Foreign diplomats losing their appeal as tenants

Political schisms, plus financial concerns back home, make such tenants less stable
April 25, 2014 03:35PM

A number of the city’s toniest co-op buildings that long welcomed the diplomatic elites of foreign nations are now shifting gears, as hosting a foreign ambassador increasingly loses its cachet and instead becomes a headache.

As greater political turmoil and turnover takes place in a number of nations and legal issues such a diplomatic immunity rankle co-op boards, housing foreign ambassadors has become a hassle.

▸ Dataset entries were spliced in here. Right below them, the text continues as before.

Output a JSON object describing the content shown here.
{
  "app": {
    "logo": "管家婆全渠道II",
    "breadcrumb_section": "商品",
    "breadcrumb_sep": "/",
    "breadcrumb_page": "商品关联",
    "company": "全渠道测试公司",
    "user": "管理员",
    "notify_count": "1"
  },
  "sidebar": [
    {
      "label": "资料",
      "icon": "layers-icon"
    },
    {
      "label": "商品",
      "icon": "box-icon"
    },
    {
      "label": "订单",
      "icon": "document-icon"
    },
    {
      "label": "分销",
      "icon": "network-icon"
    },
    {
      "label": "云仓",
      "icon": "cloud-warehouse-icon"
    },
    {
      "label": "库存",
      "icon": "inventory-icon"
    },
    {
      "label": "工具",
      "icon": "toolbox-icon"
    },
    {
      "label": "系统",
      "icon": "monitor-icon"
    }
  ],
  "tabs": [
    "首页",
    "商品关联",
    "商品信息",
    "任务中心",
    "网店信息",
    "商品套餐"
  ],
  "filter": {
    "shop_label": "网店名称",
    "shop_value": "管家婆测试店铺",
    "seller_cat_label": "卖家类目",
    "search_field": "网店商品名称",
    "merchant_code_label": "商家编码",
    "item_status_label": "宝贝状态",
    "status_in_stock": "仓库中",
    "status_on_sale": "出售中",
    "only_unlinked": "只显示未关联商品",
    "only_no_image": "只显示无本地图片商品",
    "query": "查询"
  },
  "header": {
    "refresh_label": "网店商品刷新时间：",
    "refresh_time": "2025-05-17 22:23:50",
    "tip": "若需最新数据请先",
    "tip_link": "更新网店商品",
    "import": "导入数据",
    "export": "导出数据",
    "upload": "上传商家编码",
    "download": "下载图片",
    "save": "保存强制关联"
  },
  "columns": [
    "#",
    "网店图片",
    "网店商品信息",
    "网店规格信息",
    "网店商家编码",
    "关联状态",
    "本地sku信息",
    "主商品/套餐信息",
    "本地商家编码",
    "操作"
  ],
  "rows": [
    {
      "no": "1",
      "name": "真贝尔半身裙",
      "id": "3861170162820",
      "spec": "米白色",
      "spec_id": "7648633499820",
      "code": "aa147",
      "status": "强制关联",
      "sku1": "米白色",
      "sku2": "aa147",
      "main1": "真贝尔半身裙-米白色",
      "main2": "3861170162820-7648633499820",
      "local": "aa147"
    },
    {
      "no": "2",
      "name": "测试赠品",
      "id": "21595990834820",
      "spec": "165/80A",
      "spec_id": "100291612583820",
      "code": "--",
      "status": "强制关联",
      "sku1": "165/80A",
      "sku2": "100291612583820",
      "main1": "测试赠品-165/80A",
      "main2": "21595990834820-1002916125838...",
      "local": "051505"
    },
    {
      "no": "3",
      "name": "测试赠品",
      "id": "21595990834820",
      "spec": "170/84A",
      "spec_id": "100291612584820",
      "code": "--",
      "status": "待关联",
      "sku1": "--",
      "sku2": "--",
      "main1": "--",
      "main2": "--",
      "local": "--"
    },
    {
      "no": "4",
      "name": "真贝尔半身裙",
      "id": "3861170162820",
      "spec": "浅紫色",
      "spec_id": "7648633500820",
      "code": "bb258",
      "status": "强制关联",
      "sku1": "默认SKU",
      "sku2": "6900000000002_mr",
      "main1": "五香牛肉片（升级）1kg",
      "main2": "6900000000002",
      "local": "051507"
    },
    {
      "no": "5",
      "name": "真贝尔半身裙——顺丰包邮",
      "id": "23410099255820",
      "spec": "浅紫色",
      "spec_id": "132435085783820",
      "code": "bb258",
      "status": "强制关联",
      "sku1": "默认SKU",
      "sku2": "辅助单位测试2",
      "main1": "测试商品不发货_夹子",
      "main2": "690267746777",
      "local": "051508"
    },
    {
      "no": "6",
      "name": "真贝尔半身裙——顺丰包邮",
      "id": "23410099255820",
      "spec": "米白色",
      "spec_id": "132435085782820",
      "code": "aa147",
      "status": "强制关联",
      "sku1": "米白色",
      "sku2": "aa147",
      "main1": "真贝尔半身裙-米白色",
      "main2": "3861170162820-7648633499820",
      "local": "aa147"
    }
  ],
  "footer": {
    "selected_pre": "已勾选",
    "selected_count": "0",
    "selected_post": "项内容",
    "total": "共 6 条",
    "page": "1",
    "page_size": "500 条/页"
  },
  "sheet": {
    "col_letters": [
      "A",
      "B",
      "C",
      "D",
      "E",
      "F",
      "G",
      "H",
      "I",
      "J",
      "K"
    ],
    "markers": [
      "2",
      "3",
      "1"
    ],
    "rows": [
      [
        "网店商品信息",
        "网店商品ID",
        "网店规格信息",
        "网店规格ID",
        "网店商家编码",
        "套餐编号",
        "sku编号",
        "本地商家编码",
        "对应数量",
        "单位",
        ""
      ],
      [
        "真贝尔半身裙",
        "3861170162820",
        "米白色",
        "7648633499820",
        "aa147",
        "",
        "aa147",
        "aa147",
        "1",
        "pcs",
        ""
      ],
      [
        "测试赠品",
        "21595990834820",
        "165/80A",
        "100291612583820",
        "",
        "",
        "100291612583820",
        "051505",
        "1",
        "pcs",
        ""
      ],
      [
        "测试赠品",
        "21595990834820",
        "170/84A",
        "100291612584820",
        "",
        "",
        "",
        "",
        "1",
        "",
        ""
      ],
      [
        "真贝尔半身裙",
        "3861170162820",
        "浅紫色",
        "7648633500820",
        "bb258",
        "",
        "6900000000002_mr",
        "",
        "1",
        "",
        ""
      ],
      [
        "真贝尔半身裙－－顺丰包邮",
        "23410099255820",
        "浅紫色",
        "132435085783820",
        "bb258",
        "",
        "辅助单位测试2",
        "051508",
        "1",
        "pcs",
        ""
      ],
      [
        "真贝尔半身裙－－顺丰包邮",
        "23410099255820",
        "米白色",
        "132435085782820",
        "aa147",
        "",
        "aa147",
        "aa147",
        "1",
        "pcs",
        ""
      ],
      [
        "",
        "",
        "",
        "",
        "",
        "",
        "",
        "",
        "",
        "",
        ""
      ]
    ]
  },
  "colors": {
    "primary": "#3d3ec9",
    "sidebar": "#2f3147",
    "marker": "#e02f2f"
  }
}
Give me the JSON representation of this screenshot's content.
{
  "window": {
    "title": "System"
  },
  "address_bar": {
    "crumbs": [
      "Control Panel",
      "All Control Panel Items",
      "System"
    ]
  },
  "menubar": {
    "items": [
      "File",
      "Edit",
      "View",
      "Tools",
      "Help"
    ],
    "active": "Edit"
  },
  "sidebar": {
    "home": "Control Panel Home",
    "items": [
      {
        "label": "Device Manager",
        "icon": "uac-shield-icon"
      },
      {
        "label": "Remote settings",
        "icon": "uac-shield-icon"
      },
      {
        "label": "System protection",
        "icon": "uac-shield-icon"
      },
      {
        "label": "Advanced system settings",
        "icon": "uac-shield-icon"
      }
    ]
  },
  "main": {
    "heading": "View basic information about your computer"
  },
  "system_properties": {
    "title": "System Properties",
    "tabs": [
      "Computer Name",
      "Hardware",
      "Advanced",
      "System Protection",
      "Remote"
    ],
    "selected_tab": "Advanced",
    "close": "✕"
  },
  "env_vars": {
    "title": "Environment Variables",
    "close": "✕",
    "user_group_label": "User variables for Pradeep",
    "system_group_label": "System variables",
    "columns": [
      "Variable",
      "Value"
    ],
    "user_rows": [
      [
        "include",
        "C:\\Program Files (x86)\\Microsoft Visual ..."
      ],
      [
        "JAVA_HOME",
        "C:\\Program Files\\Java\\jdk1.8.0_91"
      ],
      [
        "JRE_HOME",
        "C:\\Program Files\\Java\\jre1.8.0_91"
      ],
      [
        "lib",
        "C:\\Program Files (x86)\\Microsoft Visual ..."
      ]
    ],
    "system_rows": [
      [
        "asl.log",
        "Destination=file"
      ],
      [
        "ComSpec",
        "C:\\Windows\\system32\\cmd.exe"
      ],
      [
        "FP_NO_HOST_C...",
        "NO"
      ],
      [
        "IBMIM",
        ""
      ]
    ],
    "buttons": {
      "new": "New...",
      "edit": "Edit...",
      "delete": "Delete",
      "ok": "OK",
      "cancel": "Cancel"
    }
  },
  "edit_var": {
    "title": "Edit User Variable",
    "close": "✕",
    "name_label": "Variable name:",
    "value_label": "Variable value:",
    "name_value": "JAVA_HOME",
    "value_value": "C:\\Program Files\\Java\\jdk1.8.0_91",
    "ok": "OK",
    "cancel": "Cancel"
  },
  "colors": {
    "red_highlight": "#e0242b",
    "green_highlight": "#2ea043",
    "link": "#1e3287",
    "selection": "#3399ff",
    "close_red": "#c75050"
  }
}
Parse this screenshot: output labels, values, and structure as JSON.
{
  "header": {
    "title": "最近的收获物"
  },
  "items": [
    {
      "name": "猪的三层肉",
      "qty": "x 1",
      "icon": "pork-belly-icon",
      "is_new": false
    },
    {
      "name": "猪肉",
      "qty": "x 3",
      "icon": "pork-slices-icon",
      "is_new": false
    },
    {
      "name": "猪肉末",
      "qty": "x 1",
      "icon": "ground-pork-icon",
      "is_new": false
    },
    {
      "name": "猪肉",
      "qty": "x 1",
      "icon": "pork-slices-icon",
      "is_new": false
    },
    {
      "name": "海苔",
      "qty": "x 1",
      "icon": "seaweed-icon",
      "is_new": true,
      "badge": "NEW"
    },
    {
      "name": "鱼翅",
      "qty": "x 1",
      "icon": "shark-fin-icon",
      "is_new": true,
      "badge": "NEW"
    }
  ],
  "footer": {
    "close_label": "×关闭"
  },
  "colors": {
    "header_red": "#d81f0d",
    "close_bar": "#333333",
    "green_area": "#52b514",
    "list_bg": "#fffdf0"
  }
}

Foreign governments themselves are also increasingly changing course, opting out of pricey digs. The French government recently listed properties 740 Park Avenue, priced at $48 million, and 1143 Fifth Avenue, for $32.5 million, in a bid to move closer to the United Nations.

“It’s hard to make the argument that you are cutting back on social welfare for your people, but yet you have this asset worth $48 million,” Jed Garfield, owner of the brokerage firm Leslie J. Garfield, which is representing France in the townhouse sale at 1143 Fifth Avenue, told the New York Times. “It just is not a very good story.”

For the owners of other properties, even bringing such valuable assets to market is a challenge. Another duplex at 730 Park Avenue once served as the official residence of the ambassador to the Yugoslavia mission to the United Nations. Now the digs are the joint responsibility of five successor countries. At least one of the countries involved would like to sell, as all five currently pay the unit’s monthly maintenance of over $13,400 per month.

“I wish we could put it on the market and get some money and finish this already,” Mirjana Zivkovic, consul general of Serbia in New York, told the Times. [NYT]Julie Strickland